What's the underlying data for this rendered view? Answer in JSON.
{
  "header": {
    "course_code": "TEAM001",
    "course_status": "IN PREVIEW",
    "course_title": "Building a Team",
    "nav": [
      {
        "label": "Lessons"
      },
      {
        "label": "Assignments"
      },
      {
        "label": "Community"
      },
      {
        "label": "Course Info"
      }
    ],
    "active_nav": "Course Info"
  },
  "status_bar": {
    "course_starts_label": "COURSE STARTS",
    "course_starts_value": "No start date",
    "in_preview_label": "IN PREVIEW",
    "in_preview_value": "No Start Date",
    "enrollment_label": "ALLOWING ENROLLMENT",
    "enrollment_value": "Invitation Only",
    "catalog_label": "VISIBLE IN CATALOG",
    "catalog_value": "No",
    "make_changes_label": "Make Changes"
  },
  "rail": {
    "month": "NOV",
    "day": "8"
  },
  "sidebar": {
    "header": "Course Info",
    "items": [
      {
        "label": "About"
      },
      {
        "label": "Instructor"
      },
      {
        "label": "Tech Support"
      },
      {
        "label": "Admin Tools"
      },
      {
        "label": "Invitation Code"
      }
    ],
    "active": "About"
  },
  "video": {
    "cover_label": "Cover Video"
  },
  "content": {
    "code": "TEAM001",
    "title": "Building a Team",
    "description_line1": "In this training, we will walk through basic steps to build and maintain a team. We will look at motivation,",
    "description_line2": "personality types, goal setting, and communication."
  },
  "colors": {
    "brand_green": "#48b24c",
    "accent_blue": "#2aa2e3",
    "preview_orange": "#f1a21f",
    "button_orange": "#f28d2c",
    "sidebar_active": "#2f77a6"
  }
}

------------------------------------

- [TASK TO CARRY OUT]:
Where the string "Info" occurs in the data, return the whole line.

- [SOLUTION FOR THIS TASK]:
        "label": "Course Info"
    "active_nav": "Course Info"
    "header": "Course Info",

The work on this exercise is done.